Action item:
Every line of the records that holds the word "ZigZag" should be copied.

(Interface dataset entries)
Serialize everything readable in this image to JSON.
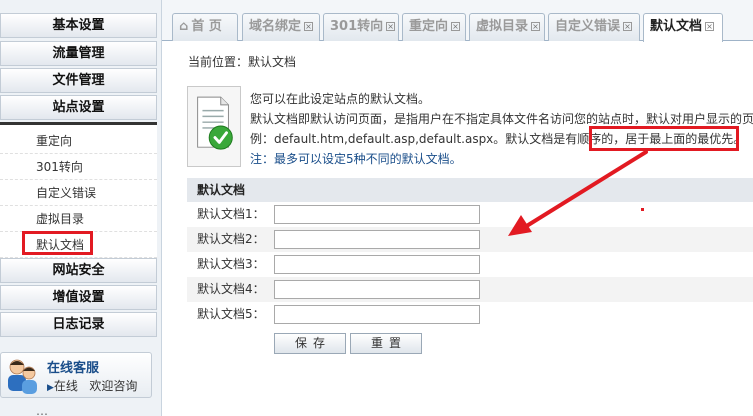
{
  "sidebar": {
    "sections_top": [
      "基本设置",
      "流量管理",
      "文件管理",
      "站点设置"
    ],
    "sub_items": [
      "重定向",
      "301转向",
      "自定义错误",
      "虚拟目录",
      "默认文档"
    ],
    "sections_bottom": [
      "网站安全",
      "增值设置",
      "日志记录"
    ],
    "support": {
      "title": "在线客服",
      "status": "在线",
      "consult": "欢迎咨询"
    },
    "tail_text": "…"
  },
  "tabs": [
    {
      "label": "首 页",
      "icon": "home-icon",
      "closable": false
    },
    {
      "label": "域名绑定",
      "closable": true
    },
    {
      "label": "301转向",
      "closable": true
    },
    {
      "label": "重定向",
      "closable": true
    },
    {
      "label": "虚拟目录",
      "closable": true
    },
    {
      "label": "自定义错误",
      "closable": true
    },
    {
      "label": "默认文档",
      "closable": true,
      "active": true
    }
  ],
  "tab_close_glyph": "×",
  "breadcrumb": "当前位置：默认文档",
  "info": {
    "line1": "您可以在此设定站点的默认文档。",
    "line2": "默认文档即默认访问页面，是指用户在不指定具体文件名访问您的站点时，默认对用户显示的页",
    "line3": "例：default.htm,default.asp,default.aspx。默认文档是有顺序的，居于最上面的最优先。",
    "note": "注：最多可以设定5种不同的默认文档。"
  },
  "form": {
    "title": "默认文档",
    "fields": [
      {
        "label": "默认文档1：",
        "value": ""
      },
      {
        "label": "默认文档2：",
        "value": ""
      },
      {
        "label": "默认文档3：",
        "value": ""
      },
      {
        "label": "默认文档4：",
        "value": ""
      },
      {
        "label": "默认文档5：",
        "value": ""
      }
    ],
    "save_label": "保存",
    "reset_label": "重置"
  },
  "colors": {
    "highlight": "#e21a22",
    "accent": "#1a4e8a"
  }
}
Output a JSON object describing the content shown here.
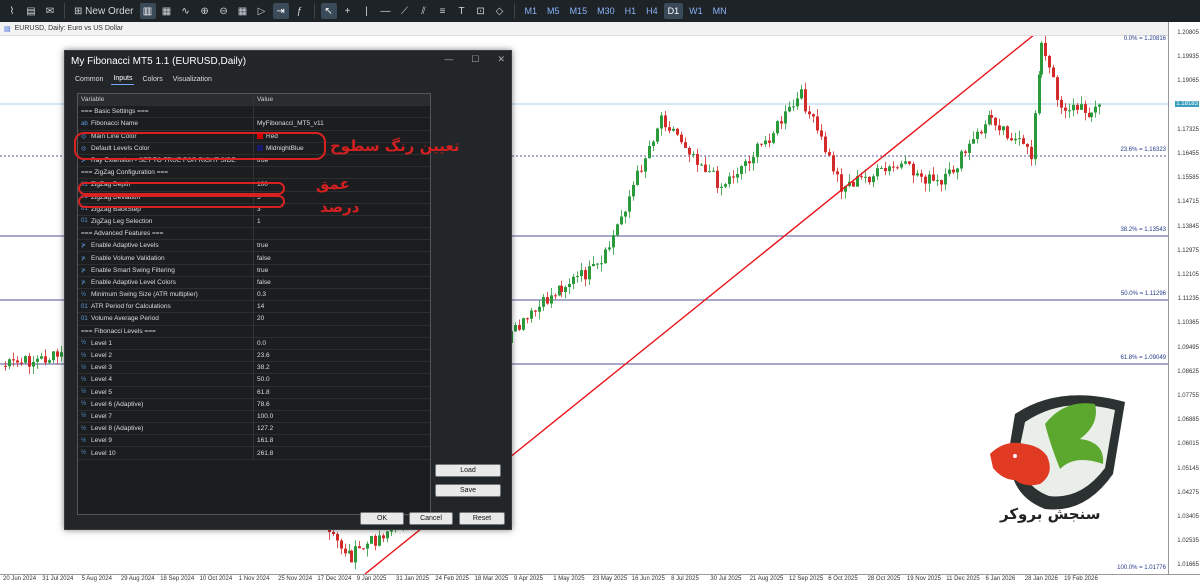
{
  "toolbar": {
    "new_order": "New Order",
    "timeframes": [
      "M1",
      "M5",
      "M15",
      "M30",
      "H1",
      "H4",
      "D1",
      "W1",
      "MN"
    ],
    "active_timeframe": "D1"
  },
  "chart": {
    "tab_label": "EURUSD, Daily: Euro vs US Dollar",
    "price_levels": [
      "1.20805",
      "1.19935",
      "1.19065",
      "1.18195",
      "1.17325",
      "1.16455",
      "1.15585",
      "1.14715",
      "1.13845",
      "1.12975",
      "1.12105",
      "1.11235",
      "1.10365",
      "1.09495",
      "1.08625",
      "1.07755",
      "1.06885",
      "1.06015",
      "1.05145",
      "1.04275",
      "1.03405",
      "1.02535",
      "1.01665"
    ],
    "current_price": "1.18183",
    "time_labels": [
      "20 Jun 2024",
      "31 Jul 2024",
      "5 Aug 2024",
      "29 Aug 2024",
      "18 Sep 2024",
      "10 Oct 2024",
      "1 Nov 2024",
      "25 Nov 2024",
      "17 Dec 2024",
      "9 Jan 2025",
      "31 Jan 2025",
      "24 Feb 2025",
      "18 Mar 2025",
      "9 Apr 2025",
      "1 May 2025",
      "23 May 2025",
      "16 Jun 2025",
      "8 Jul 2025",
      "30 Jul 2025",
      "21 Aug 2025",
      "12 Sep 2025",
      "6 Oct 2025",
      "28 Oct 2025",
      "19 Nov 2025",
      "11 Dec 2025",
      "6 Jan 2026",
      "28 Jan 2026",
      "19 Feb 2026"
    ],
    "fib_labels": [
      "0.0% = 1.20816",
      "23.6% = 1.16323",
      "38.2% = 1.13543",
      "50.0% = 1.11296",
      "61.8% = 1.09049",
      "100.0% = 1.01776"
    ]
  },
  "dialog": {
    "title": "My Fibonacci MT5 1.1 (EURUSD,Daily)",
    "tabs": [
      "Common",
      "Inputs",
      "Colors",
      "Visualization"
    ],
    "active_tab": "Inputs",
    "columns": [
      "Variable",
      "Value"
    ],
    "rows": [
      {
        "icon": "",
        "name": "=== Basic Settings ===",
        "value": ""
      },
      {
        "icon": "ab",
        "name": "Fibonacci Name",
        "value": "MyFibonacci_MT5_v11"
      },
      {
        "icon": "◎",
        "name": "Main Line Color",
        "value": "Red",
        "swatch": "#d00000"
      },
      {
        "icon": "◎",
        "name": "Default Levels Color",
        "value": "MidnightBlue",
        "swatch": "#191970"
      },
      {
        "icon": "⊁",
        "name": "Ray Extension - SET TO TRUE FOR RIGHT SIDE",
        "value": "true"
      },
      {
        "icon": "",
        "name": "=== ZigZag Configuration ===",
        "value": ""
      },
      {
        "icon": "01",
        "name": "ZigZag Depth",
        "value": "100"
      },
      {
        "icon": "01",
        "name": "ZigZag Deviation",
        "value": "5"
      },
      {
        "icon": "01",
        "name": "ZigZag BackStep",
        "value": "3"
      },
      {
        "icon": "01",
        "name": "ZigZag Leg Selection",
        "value": "1"
      },
      {
        "icon": "",
        "name": "=== Advanced Features ===",
        "value": ""
      },
      {
        "icon": "⊁",
        "name": "Enable Adaptive Levels",
        "value": "true"
      },
      {
        "icon": "⊁",
        "name": "Enable Volume Validation",
        "value": "false"
      },
      {
        "icon": "⊁",
        "name": "Enable Smart Swing Filtering",
        "value": "true"
      },
      {
        "icon": "⊁",
        "name": "Enable Adaptive Level Colors",
        "value": "false"
      },
      {
        "icon": "½",
        "name": "Minimum Swing Size (ATR multiplier)",
        "value": "0.3"
      },
      {
        "icon": "01",
        "name": "ATR Period for Calculations",
        "value": "14"
      },
      {
        "icon": "01",
        "name": "Volume Average Period",
        "value": "20"
      },
      {
        "icon": "",
        "name": "=== Fibonacci Levels ===",
        "value": ""
      },
      {
        "icon": "½",
        "name": "Level 1",
        "value": "0.0"
      },
      {
        "icon": "½",
        "name": "Level 2",
        "value": "23.6"
      },
      {
        "icon": "½",
        "name": "Level 3",
        "value": "38.2"
      },
      {
        "icon": "½",
        "name": "Level 4",
        "value": "50.0"
      },
      {
        "icon": "½",
        "name": "Level 5",
        "value": "61.8"
      },
      {
        "icon": "½",
        "name": "Level 6 (Adaptive)",
        "value": "78.6"
      },
      {
        "icon": "½",
        "name": "Level 7",
        "value": "100.0"
      },
      {
        "icon": "½",
        "name": "Level 8 (Adaptive)",
        "value": "127.2"
      },
      {
        "icon": "½",
        "name": "Level 9",
        "value": "161.8"
      },
      {
        "icon": "½",
        "name": "Level 10",
        "value": "261.8"
      }
    ],
    "load_label": "Load",
    "save_label": "Save",
    "ok_label": "OK",
    "cancel_label": "Cancel",
    "reset_label": "Reset"
  },
  "annotations": {
    "colors_note": "تعیین رنگ سطوح",
    "depth_note": "عمق",
    "deviation_note": "درصد"
  },
  "branding": {
    "logo_text": "سنجش بروکر"
  },
  "colors": {
    "fib_main": "#e8141a",
    "fib_level": "#191970",
    "bull": "#2a9a3a",
    "bear": "#d32a2a",
    "annotation": "#d42020"
  }
}
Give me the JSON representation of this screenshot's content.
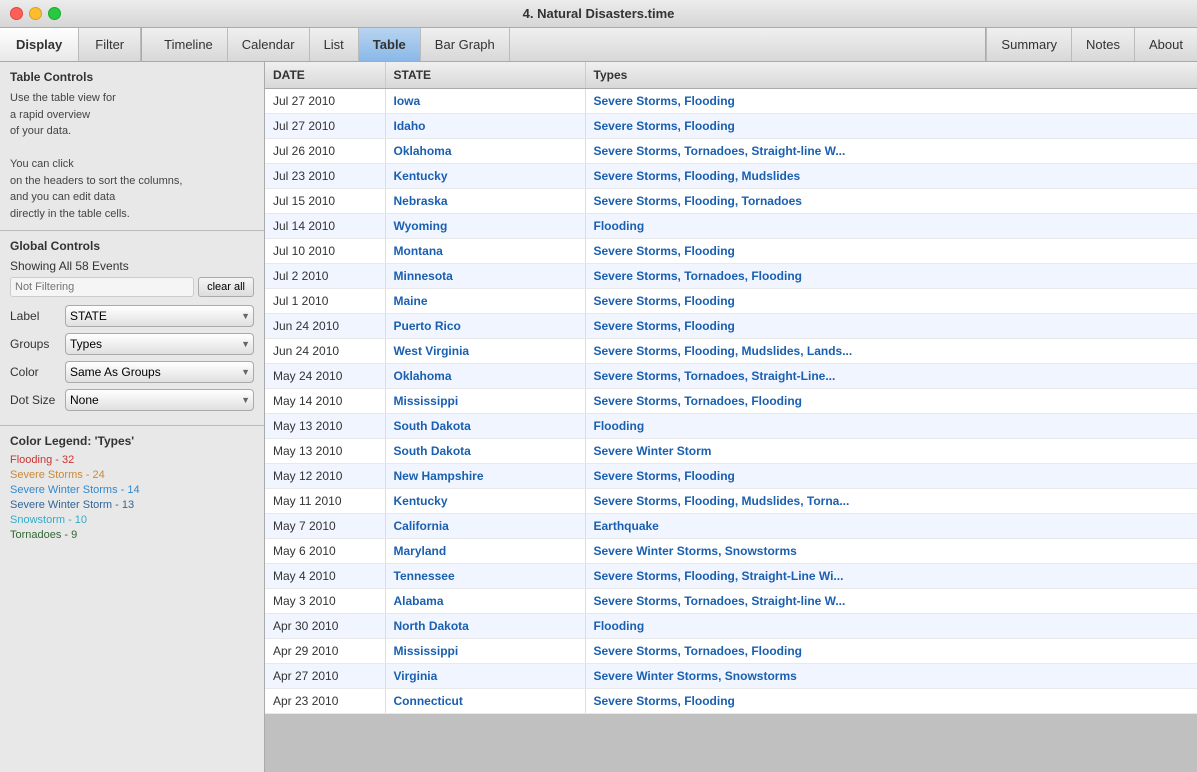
{
  "window": {
    "title": "4. Natural Disasters.time"
  },
  "toolbar": {
    "left_tabs": [
      {
        "label": "Display",
        "active": true
      },
      {
        "label": "Filter",
        "active": false
      }
    ],
    "center_tabs": [
      {
        "label": "Timeline",
        "active": false
      },
      {
        "label": "Calendar",
        "active": false
      },
      {
        "label": "List",
        "active": false
      },
      {
        "label": "Table",
        "active": true
      },
      {
        "label": "Bar Graph",
        "active": false
      }
    ],
    "right_tabs": [
      {
        "label": "Summary",
        "active": false
      },
      {
        "label": "Notes",
        "active": false
      },
      {
        "label": "About",
        "active": false
      }
    ]
  },
  "sidebar": {
    "table_controls_title": "Table Controls",
    "info_lines": [
      "Use the table view for",
      "a rapid overview",
      "of your data.",
      "",
      "You can click",
      "on the headers to sort the columns,",
      "and you can edit data",
      "directly in the table cells."
    ],
    "global_controls_title": "Global Controls",
    "showing_events": "Showing All 58 Events",
    "filter_placeholder": "Not Filtering",
    "clear_all_label": "clear all",
    "label_label": "Label",
    "label_value": "STATE",
    "groups_label": "Groups",
    "groups_value": "Types",
    "color_label": "Color",
    "color_value": "Same As Groups",
    "dot_size_label": "Dot Size",
    "dot_size_value": "None",
    "color_legend_title": "Color Legend: 'Types'",
    "legend_items": [
      {
        "label": "Flooding - 32",
        "color": "#cc3333"
      },
      {
        "label": "Severe Storms - 24",
        "color": "#cc8833"
      },
      {
        "label": "Severe Winter Storms - 14",
        "color": "#3388cc"
      },
      {
        "label": "Severe Winter Storm - 13",
        "color": "#336699"
      },
      {
        "label": "Snowstorm - 10",
        "color": "#33aacc"
      },
      {
        "label": "Tornadoes - 9",
        "color": "#336633"
      }
    ]
  },
  "table": {
    "columns": [
      "DATE",
      "STATE",
      "Types"
    ],
    "rows": [
      {
        "date": "Jul 27 2010",
        "state": "Iowa",
        "types": "Severe Storms, Flooding"
      },
      {
        "date": "Jul 27 2010",
        "state": "Idaho",
        "types": "Severe Storms, Flooding"
      },
      {
        "date": "Jul 26 2010",
        "state": "Oklahoma",
        "types": "Severe Storms, Tornadoes, Straight-line W..."
      },
      {
        "date": "Jul 23 2010",
        "state": "Kentucky",
        "types": "Severe Storms, Flooding, Mudslides"
      },
      {
        "date": "Jul 15 2010",
        "state": "Nebraska",
        "types": "Severe Storms, Flooding, Tornadoes"
      },
      {
        "date": "Jul 14 2010",
        "state": "Wyoming",
        "types": "Flooding"
      },
      {
        "date": "Jul 10 2010",
        "state": "Montana",
        "types": "Severe Storms, Flooding"
      },
      {
        "date": "Jul 2 2010",
        "state": "Minnesota",
        "types": "Severe Storms, Tornadoes, Flooding"
      },
      {
        "date": "Jul 1 2010",
        "state": "Maine",
        "types": "Severe Storms, Flooding"
      },
      {
        "date": "Jun 24 2010",
        "state": "Puerto Rico",
        "types": "Severe Storms, Flooding"
      },
      {
        "date": "Jun 24 2010",
        "state": "West Virginia",
        "types": "Severe Storms, Flooding, Mudslides, Lands..."
      },
      {
        "date": "May 24 2010",
        "state": "Oklahoma",
        "types": "Severe Storms, Tornadoes, Straight-Line..."
      },
      {
        "date": "May 14 2010",
        "state": "Mississippi",
        "types": "Severe Storms, Tornadoes, Flooding"
      },
      {
        "date": "May 13 2010",
        "state": "South Dakota",
        "types": "Flooding"
      },
      {
        "date": "May 13 2010",
        "state": "South Dakota",
        "types": "Severe Winter Storm"
      },
      {
        "date": "May 12 2010",
        "state": "New Hampshire",
        "types": "Severe Storms, Flooding"
      },
      {
        "date": "May 11 2010",
        "state": "Kentucky",
        "types": "Severe Storms, Flooding, Mudslides, Torna..."
      },
      {
        "date": "May 7 2010",
        "state": "California",
        "types": "Earthquake"
      },
      {
        "date": "May 6 2010",
        "state": "Maryland",
        "types": "Severe Winter Storms, Snowstorms"
      },
      {
        "date": "May 4 2010",
        "state": "Tennessee",
        "types": "Severe Storms, Flooding, Straight-Line Wi..."
      },
      {
        "date": "May 3 2010",
        "state": "Alabama",
        "types": "Severe Storms, Tornadoes, Straight-line W..."
      },
      {
        "date": "Apr 30 2010",
        "state": "North Dakota",
        "types": "Flooding"
      },
      {
        "date": "Apr 29 2010",
        "state": "Mississippi",
        "types": "Severe Storms, Tornadoes, Flooding"
      },
      {
        "date": "Apr 27 2010",
        "state": "Virginia",
        "types": "Severe Winter Storms, Snowstorms"
      },
      {
        "date": "Apr 23 2010",
        "state": "Connecticut",
        "types": "Severe Storms, Flooding"
      }
    ]
  }
}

Your solution:
        "name": "=== ZigZag Configuration ===",
        "name": "ZigZag Depth",
        "name": "ZigZag Deviation",
        "name": "ZigZag BackStep",
        "name": "ZigZag Leg Selection",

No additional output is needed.